▶ [TASK REQUIREMENTS]:
Could you return each entry below exactly as written, minus any pictures?

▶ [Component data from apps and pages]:
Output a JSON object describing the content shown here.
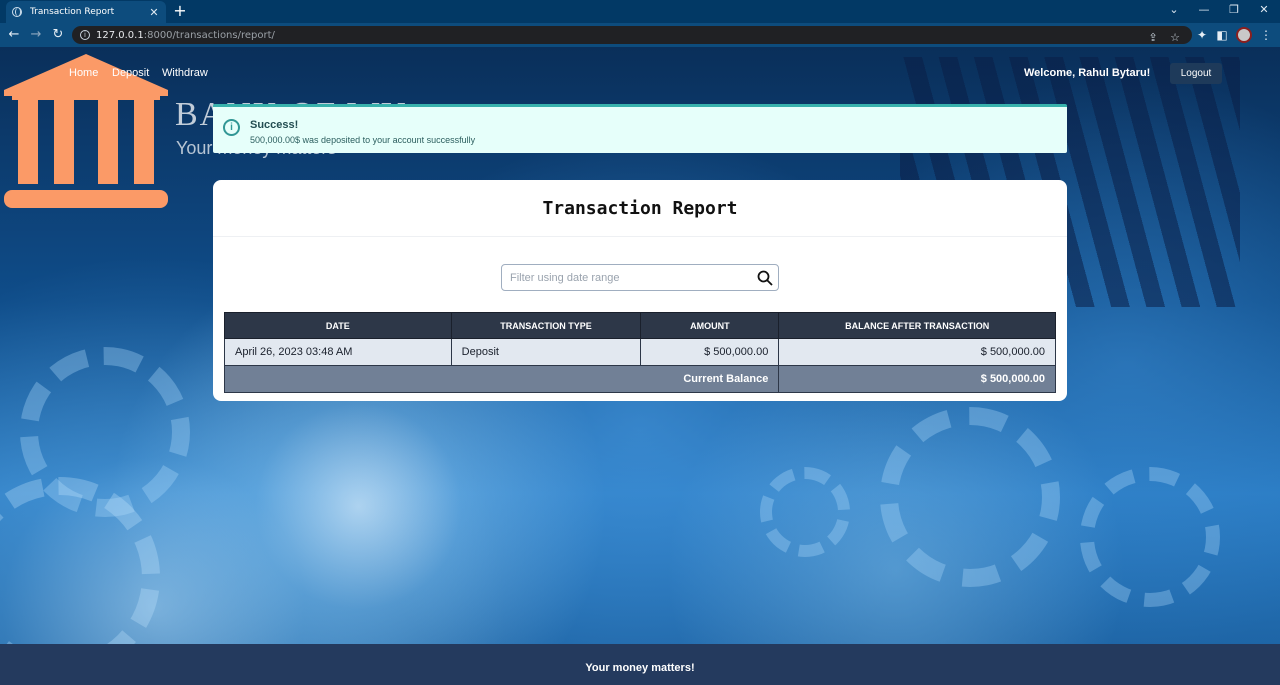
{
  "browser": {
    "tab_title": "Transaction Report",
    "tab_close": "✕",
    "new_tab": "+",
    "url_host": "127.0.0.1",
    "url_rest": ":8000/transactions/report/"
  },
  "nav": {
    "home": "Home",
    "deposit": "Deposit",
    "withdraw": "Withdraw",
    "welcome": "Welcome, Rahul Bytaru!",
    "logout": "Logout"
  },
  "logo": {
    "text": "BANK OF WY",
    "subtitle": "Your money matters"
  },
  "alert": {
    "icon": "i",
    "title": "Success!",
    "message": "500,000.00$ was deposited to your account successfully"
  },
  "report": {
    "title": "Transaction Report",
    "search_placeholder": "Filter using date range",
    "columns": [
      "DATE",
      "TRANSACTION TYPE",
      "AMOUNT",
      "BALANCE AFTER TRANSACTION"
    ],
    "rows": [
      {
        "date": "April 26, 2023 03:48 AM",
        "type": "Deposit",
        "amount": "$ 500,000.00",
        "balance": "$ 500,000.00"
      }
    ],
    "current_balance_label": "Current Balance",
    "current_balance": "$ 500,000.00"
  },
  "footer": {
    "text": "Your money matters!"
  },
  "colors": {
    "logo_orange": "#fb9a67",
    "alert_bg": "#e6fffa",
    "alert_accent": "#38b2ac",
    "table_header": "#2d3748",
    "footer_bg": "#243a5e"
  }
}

▶ [ANSWER BOX]:
Output a JSON object describing the content shown here.
{
  "browser": {
    "tab_title": "Transaction Report",
    "tab_close": "✕",
    "new_tab": "+",
    "url_host": "127.0.0.1",
    "url_rest": ":8000/transactions/report/"
  },
  "nav": {
    "home": "Home",
    "deposit": "Deposit",
    "withdraw": "Withdraw",
    "welcome": "Welcome, Rahul Bytaru!",
    "logout": "Logout"
  },
  "logo": {
    "text": "BANK OF WY",
    "subtitle": "Your money matters"
  },
  "alert": {
    "icon": "i",
    "title": "Success!",
    "message": "500,000.00$ was deposited to your account successfully"
  },
  "report": {
    "title": "Transaction Report",
    "search_placeholder": "Filter using date range",
    "columns": [
      "DATE",
      "TRANSACTION TYPE",
      "AMOUNT",
      "BALANCE AFTER TRANSACTION"
    ],
    "rows": [
      {
        "date": "April 26, 2023 03:48 AM",
        "type": "Deposit",
        "amount": "$ 500,000.00",
        "balance": "$ 500,000.00"
      }
    ],
    "current_balance_label": "Current Balance",
    "current_balance": "$ 500,000.00"
  },
  "footer": {
    "text": "Your money matters!"
  },
  "colors": {
    "logo_orange": "#fb9a67",
    "alert_bg": "#e6fffa",
    "alert_accent": "#38b2ac",
    "table_header": "#2d3748",
    "footer_bg": "#243a5e"
  }
}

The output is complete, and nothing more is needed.